Component data from apps and pages:
▼

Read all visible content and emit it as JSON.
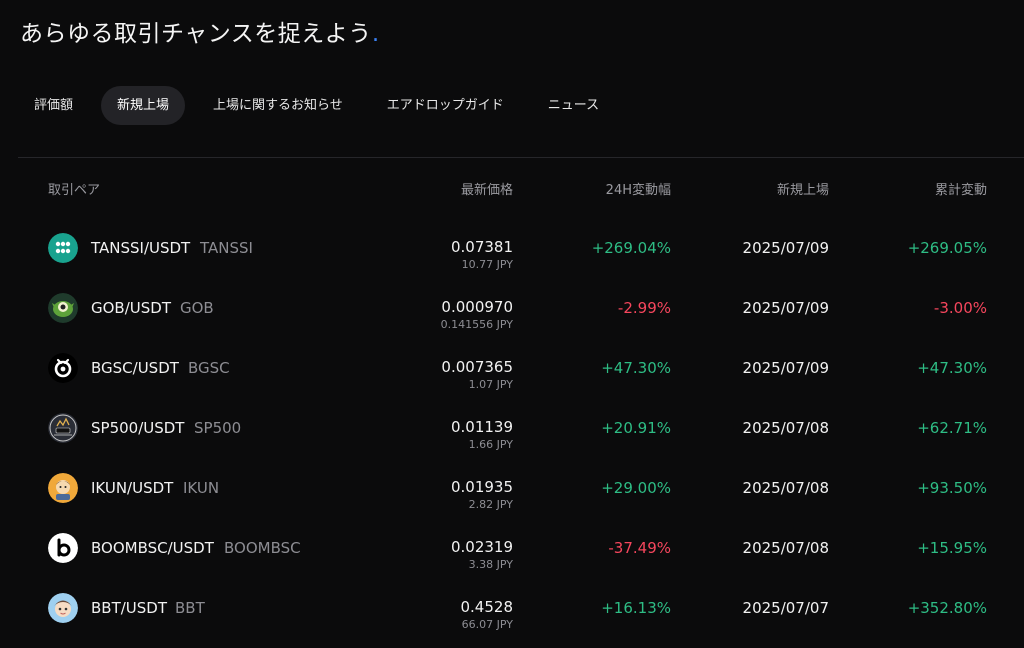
{
  "headline": {
    "text": "あらゆる取引チャンスを捉えよう",
    "dot": "."
  },
  "tabs": [
    {
      "label": "評価額",
      "active": false
    },
    {
      "label": "新規上場",
      "active": true
    },
    {
      "label": "上場に関するお知らせ",
      "active": false
    },
    {
      "label": "エアドロップガイド",
      "active": false
    },
    {
      "label": "ニュース",
      "active": false
    }
  ],
  "table": {
    "headers": {
      "pair": "取引ペア",
      "price": "最新価格",
      "change_24h": "24H変動幅",
      "listed": "新規上場",
      "cumulative": "累計変動"
    },
    "rows": [
      {
        "pair": "TANSSI/USDT",
        "base": "TANSSI",
        "price": "0.07381",
        "price_jpy": "10.77 JPY",
        "change": "+269.04%",
        "change_dir": "up",
        "date": "2025/07/09",
        "cum": "+269.05%",
        "cum_dir": "up",
        "icon": "tanssi-icon"
      },
      {
        "pair": "GOB/USDT",
        "base": "GOB",
        "price": "0.000970",
        "price_jpy": "0.141556 JPY",
        "change": "-2.99%",
        "change_dir": "down",
        "date": "2025/07/09",
        "cum": "-3.00%",
        "cum_dir": "down",
        "icon": "gob-icon"
      },
      {
        "pair": "BGSC/USDT",
        "base": "BGSC",
        "price": "0.007365",
        "price_jpy": "1.07 JPY",
        "change": "+47.30%",
        "change_dir": "up",
        "date": "2025/07/09",
        "cum": "+47.30%",
        "cum_dir": "up",
        "icon": "bgsc-icon"
      },
      {
        "pair": "SP500/USDT",
        "base": "SP500",
        "price": "0.01139",
        "price_jpy": "1.66 JPY",
        "change": "+20.91%",
        "change_dir": "up",
        "date": "2025/07/08",
        "cum": "+62.71%",
        "cum_dir": "up",
        "icon": "sp500-icon"
      },
      {
        "pair": "IKUN/USDT",
        "base": "IKUN",
        "price": "0.01935",
        "price_jpy": "2.82 JPY",
        "change": "+29.00%",
        "change_dir": "up",
        "date": "2025/07/08",
        "cum": "+93.50%",
        "cum_dir": "up",
        "icon": "ikun-icon"
      },
      {
        "pair": "BOOMBSC/USDT",
        "base": "BOOMBSC",
        "price": "0.02319",
        "price_jpy": "3.38 JPY",
        "change": "-37.49%",
        "change_dir": "down",
        "date": "2025/07/08",
        "cum": "+15.95%",
        "cum_dir": "up",
        "icon": "boombsc-icon"
      },
      {
        "pair": "BBT/USDT",
        "base": "BBT",
        "price": "0.4528",
        "price_jpy": "66.07 JPY",
        "change": "+16.13%",
        "change_dir": "up",
        "date": "2025/07/07",
        "cum": "+352.80%",
        "cum_dir": "up",
        "icon": "bbt-icon"
      }
    ]
  },
  "colors": {
    "up": "#2ebd85",
    "down": "#f6465d",
    "accent": "#3b82f6",
    "background": "#0b0b0c"
  }
}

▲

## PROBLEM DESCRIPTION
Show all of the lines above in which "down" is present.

## TASK RESULT
        "change_dir": "down",
        "cum_dir": "down",
        "change_dir": "down",
    "down": "#f6465d",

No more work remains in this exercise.